§ Work required: Nothing should differ. Repeat every record as written.

Data to examine: Begin

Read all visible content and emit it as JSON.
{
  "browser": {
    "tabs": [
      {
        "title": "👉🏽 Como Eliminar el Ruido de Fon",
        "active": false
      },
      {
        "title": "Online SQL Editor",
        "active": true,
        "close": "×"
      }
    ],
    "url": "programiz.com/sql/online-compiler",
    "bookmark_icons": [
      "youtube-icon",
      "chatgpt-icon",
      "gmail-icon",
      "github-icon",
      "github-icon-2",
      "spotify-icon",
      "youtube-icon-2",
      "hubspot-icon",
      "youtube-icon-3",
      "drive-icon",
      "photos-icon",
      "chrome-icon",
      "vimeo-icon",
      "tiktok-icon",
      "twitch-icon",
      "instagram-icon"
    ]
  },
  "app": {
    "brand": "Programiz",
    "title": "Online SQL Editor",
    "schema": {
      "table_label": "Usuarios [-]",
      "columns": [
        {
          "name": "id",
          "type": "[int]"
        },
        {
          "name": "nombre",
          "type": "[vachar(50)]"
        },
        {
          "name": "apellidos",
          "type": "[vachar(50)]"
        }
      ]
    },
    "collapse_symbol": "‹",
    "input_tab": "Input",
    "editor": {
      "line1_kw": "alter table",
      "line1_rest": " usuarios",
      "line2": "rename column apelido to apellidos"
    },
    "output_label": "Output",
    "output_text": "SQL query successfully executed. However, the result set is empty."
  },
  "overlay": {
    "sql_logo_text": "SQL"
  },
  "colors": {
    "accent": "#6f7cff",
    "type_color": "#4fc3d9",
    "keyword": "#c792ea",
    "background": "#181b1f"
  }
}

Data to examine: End

§ Reply:
Read all visible content and emit it as JSON.
{
  "browser": {
    "tabs": [
      {
        "title": "👉🏽 Como Eliminar el Ruido de Fon",
        "active": false
      },
      {
        "title": "Online SQL Editor",
        "active": true,
        "close": "×"
      }
    ],
    "url": "programiz.com/sql/online-compiler",
    "bookmark_icons": [
      "youtube-icon",
      "chatgpt-icon",
      "gmail-icon",
      "github-icon",
      "github-icon-2",
      "spotify-icon",
      "youtube-icon-2",
      "hubspot-icon",
      "youtube-icon-3",
      "drive-icon",
      "photos-icon",
      "chrome-icon",
      "vimeo-icon",
      "tiktok-icon",
      "twitch-icon",
      "instagram-icon"
    ]
  },
  "app": {
    "brand": "Programiz",
    "title": "Online SQL Editor",
    "schema": {
      "table_label": "Usuarios [-]",
      "columns": [
        {
          "name": "id",
          "type": "[int]"
        },
        {
          "name": "nombre",
          "type": "[vachar(50)]"
        },
        {
          "name": "apellidos",
          "type": "[vachar(50)]"
        }
      ]
    },
    "collapse_symbol": "‹",
    "input_tab": "Input",
    "editor": {
      "line1_kw": "alter table",
      "line1_rest": " usuarios",
      "line2": "rename column apelido to apellidos"
    },
    "output_label": "Output",
    "output_text": "SQL query successfully executed. However, the result set is empty."
  },
  "overlay": {
    "sql_logo_text": "SQL"
  },
  "colors": {
    "accent": "#6f7cff",
    "type_color": "#4fc3d9",
    "keyword": "#c792ea",
    "background": "#181b1f"
  }
}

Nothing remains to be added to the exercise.